Missy had a small Celtic trinity knot on her thigh that she wanted to expand upon. An incorporation of flowers for inner beauty, and an antique compass representing her always being able to find her way. The trinity knot became a 3-pointed gauge on the compass, and the rest flowed around. Here it is:
Thought I post how I do one of those tribute sheets.
I start with penciling out the outlines on a light table. I used to just use tracing paper and flip it over and then trace out the same drawing. Leaving a graphite residue, or transfer on the paper. Only problem is I had a tendency to press too hard.

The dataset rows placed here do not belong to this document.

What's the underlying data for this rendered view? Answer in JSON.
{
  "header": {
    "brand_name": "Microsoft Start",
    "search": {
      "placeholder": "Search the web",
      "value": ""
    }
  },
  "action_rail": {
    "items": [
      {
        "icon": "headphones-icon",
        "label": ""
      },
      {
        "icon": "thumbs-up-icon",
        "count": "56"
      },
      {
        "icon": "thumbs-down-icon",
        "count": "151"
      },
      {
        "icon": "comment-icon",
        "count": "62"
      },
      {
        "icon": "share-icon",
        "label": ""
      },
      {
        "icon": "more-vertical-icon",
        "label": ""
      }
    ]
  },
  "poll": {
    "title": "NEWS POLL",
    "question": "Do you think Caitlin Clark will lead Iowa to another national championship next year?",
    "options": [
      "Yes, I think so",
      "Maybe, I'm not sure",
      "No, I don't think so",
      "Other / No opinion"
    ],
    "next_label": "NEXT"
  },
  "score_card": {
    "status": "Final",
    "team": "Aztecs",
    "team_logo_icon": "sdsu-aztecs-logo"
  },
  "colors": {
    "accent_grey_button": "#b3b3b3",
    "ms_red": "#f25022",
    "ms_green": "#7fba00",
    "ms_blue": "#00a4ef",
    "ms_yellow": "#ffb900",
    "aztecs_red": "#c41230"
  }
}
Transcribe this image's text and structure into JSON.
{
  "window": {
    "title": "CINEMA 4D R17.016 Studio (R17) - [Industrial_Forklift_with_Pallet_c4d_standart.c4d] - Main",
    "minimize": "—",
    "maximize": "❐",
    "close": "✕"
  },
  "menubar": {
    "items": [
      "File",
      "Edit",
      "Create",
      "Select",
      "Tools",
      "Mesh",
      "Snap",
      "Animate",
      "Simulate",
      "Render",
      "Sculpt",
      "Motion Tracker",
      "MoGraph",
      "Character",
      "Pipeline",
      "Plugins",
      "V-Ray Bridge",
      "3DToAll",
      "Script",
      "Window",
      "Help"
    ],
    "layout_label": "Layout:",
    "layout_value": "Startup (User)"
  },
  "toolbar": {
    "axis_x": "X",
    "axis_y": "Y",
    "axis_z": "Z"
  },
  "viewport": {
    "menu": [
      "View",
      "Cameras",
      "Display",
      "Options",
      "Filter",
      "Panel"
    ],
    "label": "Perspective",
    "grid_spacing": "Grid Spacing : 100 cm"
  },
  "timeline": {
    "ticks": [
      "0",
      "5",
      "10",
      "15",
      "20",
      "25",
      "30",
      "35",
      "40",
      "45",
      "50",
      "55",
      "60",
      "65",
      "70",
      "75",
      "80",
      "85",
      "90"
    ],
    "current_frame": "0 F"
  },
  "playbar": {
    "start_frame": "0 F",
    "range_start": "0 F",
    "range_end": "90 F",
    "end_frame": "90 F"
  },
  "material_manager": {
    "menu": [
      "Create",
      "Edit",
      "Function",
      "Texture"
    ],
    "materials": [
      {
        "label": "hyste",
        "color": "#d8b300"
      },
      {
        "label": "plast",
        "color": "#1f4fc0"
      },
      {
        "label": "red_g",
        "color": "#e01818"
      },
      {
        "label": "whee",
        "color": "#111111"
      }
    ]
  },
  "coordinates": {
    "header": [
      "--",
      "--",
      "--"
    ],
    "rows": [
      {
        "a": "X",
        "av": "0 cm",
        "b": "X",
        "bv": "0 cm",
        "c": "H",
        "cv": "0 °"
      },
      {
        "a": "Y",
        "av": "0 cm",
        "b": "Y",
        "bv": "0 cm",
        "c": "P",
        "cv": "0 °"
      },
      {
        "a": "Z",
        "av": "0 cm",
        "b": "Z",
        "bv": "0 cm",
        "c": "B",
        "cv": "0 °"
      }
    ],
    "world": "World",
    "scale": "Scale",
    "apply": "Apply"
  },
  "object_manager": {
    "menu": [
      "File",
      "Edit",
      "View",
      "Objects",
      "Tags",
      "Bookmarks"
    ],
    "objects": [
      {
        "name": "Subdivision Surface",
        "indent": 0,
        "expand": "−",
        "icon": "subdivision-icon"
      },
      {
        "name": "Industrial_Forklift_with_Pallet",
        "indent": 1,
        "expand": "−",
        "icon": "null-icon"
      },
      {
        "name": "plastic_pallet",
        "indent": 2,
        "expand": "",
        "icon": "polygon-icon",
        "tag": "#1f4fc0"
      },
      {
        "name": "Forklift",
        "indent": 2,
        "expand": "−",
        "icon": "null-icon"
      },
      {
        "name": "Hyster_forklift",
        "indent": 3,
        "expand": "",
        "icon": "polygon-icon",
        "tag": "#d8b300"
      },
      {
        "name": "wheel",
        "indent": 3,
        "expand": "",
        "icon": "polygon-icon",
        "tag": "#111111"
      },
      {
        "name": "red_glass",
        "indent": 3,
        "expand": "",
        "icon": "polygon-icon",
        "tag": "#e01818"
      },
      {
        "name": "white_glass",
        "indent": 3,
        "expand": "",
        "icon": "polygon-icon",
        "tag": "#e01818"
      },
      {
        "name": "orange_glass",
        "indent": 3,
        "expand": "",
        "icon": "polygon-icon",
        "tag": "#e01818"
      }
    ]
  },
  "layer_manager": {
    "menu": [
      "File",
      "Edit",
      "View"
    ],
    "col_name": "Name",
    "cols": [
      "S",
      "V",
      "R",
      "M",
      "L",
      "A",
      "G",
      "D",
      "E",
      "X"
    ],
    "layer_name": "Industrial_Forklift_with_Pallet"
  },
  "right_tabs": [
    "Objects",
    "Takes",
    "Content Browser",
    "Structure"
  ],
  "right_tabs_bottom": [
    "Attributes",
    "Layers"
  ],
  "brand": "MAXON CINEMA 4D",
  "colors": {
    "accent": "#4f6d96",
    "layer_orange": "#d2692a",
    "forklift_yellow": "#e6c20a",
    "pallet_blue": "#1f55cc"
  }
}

Same reason I don't use too hard a pencil, because it leaves grooves, and you know what happens when you change your mind in the inking part? You get grooves where you want your fades. Looks bad. You end up just blacking out the grooves. From what I've found there is a lot of black in these paintings, but it's very important where it is.
Then I get my lining on. Start by dropping all pens. No sharpie in my humble opinion.
I find Speedball to be a very good product for lining.
(Feel free to send me some free bottles anytime)
I learned to use a nib that doesn't waver too much. Pointy tips = Calligraphy. I want the lines to be even.
I screwed up when I erased it and got a smudge. I'll see if I can fix it with shading.
Use good brushes. It's a lot harder to paint with crappy brushes. I use the Windsor & Newton Series 7.
So sometimes I do the black first, and other times I do it last.
Here I will do it first to show the process.
Sometimes at the end I go clean up the lines due to thick colors covering over,
but I usuallly leave them.
Now if I repeat every week, in ten years my stuff might be alright.